Shitty, shitty… Bang! Bang!
Maybe you’re asking yourself “Why do I need to the process? Isn’t this the job of a designer?”… Yes, you’re right – it’s the job of a designer, but here’s what I’ve observed in the last few years:
- clients (e.g. business owners) don’t have a single clue about what a logo is and how its design process should take place
- clients are ignoring the importance of a logo, asking for something quickly done – “just put something together over 1 or 2 hours”
- clients (most of them) know shit about typography, symbolism, color theory and their effects at the psychological level
- designers (many of them) know shit about typography, symbolism, color theory and their effects at the psychological level. Ah, yes! You read it right! It’s almost the same statement as the above one.
- cheap designers get hired by stingy clients, and you know that saying… “you get what you pay for”
It’s of utter importance for you to understand the meaning and the creation process of a logo.
It’s not a “Wow! I’ve discovered another universe!” moment. The design process of a logo it’s very simple, straightforward, but if done correctly can save you tons of money and time, leaving you in the end with a highly-ultra-mega-fucking awesome logo.
Start with offering/gathering as much information as possible. This step should be granted around one month of intensive talk about the concept of the “product” (by product I mean that thing that needs a logo representation), about the owner (individuals, groups, company) and anything else that might be found useful for the logo creation.
The seed has been planted in everybody’s mind during the briefing step. Now it needs water. Give it plenty! The owner and the creative team, regardless on which side you find yourself, must research their ass-off! Probably one or two weeks, allocated for research, should do it but there’s no exact recipe… During this phase many aspects, unknown and unsaid during the briefing, will get discovered.
All ideas should be put on paper through rough sketches. Analyze which of them meet the requirements established after the briefing and the research. Don’t hold back any idea, no matter how absurd, futuristic or non-related might seem – you never know when a far out idea might serve as a starting point to a logo version.
Every feedback and review session should eliminate the weak sketches and direct the attention towards to good ideas. Just like in the briefing phase, communication is of high importance. This step can lead to conflicts, because not everyone is taking criticism well. However constructive criticism is absolutely necessary and without it there’s no room for improvement.

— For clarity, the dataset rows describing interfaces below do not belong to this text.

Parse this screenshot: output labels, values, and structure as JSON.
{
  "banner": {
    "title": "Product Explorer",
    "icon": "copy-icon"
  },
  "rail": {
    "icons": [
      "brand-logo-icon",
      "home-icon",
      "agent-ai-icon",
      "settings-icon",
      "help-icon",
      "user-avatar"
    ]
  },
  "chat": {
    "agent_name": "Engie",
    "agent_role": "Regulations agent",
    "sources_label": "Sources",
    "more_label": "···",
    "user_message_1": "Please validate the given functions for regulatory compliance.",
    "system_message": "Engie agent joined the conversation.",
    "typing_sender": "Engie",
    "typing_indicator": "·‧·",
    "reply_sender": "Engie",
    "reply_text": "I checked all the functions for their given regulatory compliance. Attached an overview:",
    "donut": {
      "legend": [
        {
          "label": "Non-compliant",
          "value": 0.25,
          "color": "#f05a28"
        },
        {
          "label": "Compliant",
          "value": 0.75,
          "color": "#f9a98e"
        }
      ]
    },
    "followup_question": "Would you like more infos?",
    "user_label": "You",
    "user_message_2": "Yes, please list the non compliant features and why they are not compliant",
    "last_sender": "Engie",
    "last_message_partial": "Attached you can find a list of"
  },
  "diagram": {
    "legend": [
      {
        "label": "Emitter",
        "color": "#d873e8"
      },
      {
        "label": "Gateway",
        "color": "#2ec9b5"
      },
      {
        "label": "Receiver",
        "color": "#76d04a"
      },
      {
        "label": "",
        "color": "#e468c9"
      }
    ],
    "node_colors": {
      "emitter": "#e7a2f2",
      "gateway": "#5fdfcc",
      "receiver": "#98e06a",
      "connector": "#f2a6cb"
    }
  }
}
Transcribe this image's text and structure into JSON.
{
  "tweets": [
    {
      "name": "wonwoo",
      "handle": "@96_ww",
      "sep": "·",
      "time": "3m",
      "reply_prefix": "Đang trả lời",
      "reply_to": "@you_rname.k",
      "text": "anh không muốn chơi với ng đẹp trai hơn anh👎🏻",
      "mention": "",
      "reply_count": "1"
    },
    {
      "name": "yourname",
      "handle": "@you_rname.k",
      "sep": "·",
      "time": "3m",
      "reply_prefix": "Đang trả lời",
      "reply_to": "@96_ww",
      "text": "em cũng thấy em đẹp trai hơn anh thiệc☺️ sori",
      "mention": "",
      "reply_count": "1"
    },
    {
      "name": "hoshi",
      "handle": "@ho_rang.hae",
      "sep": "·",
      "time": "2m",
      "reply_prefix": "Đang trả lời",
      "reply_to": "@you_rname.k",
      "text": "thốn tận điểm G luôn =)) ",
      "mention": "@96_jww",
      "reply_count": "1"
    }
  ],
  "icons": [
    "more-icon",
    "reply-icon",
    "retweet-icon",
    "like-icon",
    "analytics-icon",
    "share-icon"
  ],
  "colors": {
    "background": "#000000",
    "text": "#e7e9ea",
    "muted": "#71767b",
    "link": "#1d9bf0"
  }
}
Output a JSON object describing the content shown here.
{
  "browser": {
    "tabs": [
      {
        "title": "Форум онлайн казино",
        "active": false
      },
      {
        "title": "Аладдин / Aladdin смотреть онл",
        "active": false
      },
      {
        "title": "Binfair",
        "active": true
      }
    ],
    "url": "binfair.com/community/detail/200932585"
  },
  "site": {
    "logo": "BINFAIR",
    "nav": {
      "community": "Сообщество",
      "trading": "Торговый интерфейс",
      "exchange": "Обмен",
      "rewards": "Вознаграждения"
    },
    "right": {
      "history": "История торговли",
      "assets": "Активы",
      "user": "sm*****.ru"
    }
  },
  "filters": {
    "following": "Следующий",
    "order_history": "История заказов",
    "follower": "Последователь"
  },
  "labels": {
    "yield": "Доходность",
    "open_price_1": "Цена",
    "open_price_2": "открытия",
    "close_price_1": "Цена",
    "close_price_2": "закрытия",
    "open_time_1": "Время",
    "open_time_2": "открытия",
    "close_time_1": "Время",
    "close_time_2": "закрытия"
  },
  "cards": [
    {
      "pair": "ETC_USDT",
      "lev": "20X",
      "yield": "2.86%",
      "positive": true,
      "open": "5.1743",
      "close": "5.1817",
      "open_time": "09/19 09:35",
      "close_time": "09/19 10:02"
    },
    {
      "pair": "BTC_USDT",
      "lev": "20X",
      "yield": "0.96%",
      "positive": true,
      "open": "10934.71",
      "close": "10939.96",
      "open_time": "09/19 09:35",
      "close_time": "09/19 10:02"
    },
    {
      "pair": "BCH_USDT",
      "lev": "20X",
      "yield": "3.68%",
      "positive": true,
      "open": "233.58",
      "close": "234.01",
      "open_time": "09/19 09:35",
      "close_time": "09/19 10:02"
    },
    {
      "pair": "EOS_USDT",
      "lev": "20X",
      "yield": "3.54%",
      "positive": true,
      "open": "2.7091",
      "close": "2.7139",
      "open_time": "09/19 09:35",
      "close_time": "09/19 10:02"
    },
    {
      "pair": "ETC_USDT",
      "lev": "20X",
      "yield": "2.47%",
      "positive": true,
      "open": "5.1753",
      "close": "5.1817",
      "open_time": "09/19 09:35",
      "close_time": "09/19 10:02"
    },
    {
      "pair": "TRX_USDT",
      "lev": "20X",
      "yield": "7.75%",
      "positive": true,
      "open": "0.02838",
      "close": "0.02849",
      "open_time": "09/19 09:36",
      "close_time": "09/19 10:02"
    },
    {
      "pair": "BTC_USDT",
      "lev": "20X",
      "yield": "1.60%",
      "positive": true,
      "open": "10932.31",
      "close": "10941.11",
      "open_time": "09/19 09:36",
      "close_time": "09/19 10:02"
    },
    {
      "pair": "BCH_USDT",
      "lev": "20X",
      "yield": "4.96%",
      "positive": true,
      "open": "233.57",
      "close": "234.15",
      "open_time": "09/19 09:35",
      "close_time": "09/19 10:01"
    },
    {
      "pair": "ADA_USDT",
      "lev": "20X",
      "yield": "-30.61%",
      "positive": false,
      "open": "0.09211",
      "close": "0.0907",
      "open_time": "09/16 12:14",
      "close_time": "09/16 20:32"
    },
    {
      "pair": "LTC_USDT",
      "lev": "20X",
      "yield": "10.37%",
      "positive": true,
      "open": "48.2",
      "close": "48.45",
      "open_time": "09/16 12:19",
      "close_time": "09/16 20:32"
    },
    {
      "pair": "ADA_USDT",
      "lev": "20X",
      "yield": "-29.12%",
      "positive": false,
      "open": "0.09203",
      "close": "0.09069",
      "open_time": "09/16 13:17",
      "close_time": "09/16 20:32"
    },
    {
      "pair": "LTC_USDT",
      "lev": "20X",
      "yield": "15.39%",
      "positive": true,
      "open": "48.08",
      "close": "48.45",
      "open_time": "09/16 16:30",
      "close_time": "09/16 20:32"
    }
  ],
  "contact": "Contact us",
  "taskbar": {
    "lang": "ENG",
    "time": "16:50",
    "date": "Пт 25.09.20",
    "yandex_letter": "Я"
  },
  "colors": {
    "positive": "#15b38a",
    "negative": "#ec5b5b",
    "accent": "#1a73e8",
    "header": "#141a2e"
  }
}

Hopefully by now everything is crystal clear and this final step is a fun one, without any pressure. Things which must have been discussed were already debated, all details are set in place and you have some top-notch versions to choose from. Just be sure to choose the one that represents best your brand.
There you have it!
I must mention that the above process can and should be applied not only to logos but anything that fits under a “must be created/adjusted” category.
As said before – it’s a straightforward process and it should be carried out like a tennis game: the client passes the ball to the designer, the designer passes the ball to the client, and without any of them trying to defeat the other.
Come back tomorrow to see some really bad logos examples!